◆ WORK TO COMPLETE:
Return only those lines of the material that contain "Master".

◆ RECORDS SHOWN:

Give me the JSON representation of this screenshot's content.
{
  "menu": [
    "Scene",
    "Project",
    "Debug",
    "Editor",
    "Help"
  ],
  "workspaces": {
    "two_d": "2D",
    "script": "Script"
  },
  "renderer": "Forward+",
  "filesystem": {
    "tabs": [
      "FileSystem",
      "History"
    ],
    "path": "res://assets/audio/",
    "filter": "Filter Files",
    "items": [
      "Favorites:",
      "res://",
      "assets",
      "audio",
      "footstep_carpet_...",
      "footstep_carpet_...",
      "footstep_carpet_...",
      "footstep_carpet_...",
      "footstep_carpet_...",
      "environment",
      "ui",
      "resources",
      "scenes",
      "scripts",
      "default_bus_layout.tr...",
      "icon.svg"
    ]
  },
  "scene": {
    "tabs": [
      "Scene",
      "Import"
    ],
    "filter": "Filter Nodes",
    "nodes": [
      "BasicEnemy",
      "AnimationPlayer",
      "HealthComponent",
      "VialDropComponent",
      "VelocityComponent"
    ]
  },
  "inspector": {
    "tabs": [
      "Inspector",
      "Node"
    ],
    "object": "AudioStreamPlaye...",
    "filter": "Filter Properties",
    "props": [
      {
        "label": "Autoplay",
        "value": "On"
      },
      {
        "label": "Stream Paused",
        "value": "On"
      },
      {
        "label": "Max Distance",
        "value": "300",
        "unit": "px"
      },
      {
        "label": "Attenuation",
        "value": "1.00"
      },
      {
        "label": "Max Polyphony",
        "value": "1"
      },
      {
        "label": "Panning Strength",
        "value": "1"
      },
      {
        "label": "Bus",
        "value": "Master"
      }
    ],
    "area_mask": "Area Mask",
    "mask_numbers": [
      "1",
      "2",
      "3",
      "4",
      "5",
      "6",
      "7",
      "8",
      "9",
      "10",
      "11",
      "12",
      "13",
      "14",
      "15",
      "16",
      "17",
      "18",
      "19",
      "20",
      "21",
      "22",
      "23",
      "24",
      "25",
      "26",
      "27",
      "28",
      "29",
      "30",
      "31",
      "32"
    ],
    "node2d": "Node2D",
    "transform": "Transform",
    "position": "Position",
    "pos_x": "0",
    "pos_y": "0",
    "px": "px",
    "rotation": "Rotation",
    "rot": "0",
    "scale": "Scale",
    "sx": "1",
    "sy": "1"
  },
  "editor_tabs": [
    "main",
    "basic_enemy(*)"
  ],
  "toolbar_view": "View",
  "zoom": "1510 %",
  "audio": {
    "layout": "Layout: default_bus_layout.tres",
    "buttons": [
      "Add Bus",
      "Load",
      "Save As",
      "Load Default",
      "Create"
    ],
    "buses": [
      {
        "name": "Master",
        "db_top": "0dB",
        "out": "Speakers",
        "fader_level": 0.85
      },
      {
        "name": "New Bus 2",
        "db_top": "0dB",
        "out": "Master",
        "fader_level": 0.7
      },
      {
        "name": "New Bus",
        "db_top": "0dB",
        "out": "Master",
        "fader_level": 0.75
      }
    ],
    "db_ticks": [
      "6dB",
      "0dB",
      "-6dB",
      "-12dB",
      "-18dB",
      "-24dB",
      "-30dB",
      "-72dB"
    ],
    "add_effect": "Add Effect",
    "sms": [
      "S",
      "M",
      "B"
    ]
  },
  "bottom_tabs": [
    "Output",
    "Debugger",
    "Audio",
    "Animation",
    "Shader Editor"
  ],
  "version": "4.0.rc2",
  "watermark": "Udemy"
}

◆ PROBLEM SOLUTION:
        "value": "Master"
        "name": "Master",
        "out": "Master",
        "out": "Master",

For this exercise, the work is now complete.